> **Problem to solve**:
Which lines of the entries hold the string "down"? Copy each one.

> **Records**:
+ + + + +

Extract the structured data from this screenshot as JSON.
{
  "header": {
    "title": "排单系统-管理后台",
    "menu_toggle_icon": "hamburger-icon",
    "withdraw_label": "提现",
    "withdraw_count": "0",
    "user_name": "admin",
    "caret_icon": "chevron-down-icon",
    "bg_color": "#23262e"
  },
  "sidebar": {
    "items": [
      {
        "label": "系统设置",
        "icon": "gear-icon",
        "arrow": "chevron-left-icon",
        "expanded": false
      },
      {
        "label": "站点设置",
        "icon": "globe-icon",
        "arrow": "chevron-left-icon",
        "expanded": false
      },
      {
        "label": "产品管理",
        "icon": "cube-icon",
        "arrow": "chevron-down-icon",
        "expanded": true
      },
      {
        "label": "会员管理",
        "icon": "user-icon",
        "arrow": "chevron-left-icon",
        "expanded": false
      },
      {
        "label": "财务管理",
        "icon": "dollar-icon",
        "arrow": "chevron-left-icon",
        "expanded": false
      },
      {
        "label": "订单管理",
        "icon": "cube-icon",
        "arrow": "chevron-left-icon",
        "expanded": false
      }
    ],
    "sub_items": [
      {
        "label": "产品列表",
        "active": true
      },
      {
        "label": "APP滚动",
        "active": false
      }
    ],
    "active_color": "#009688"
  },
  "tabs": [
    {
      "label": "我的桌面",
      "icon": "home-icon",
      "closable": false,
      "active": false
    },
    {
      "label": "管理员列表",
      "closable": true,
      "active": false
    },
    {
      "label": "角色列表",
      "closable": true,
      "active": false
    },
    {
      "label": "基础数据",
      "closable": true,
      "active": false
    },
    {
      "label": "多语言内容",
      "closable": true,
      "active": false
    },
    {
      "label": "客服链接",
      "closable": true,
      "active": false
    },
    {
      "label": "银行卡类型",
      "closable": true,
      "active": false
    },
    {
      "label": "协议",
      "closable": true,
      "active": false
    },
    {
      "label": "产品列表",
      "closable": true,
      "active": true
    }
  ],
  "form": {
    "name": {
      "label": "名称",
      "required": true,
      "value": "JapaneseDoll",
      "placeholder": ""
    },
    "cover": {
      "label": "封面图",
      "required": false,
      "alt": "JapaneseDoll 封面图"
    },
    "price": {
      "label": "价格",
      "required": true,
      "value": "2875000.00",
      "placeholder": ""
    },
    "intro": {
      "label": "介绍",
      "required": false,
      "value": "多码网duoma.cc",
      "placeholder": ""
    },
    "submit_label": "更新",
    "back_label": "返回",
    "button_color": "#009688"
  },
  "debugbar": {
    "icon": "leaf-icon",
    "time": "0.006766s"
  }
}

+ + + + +

> **Answer for the task**:
    "caret_icon": "chevron-down-icon",
        "arrow": "chevron-down-icon",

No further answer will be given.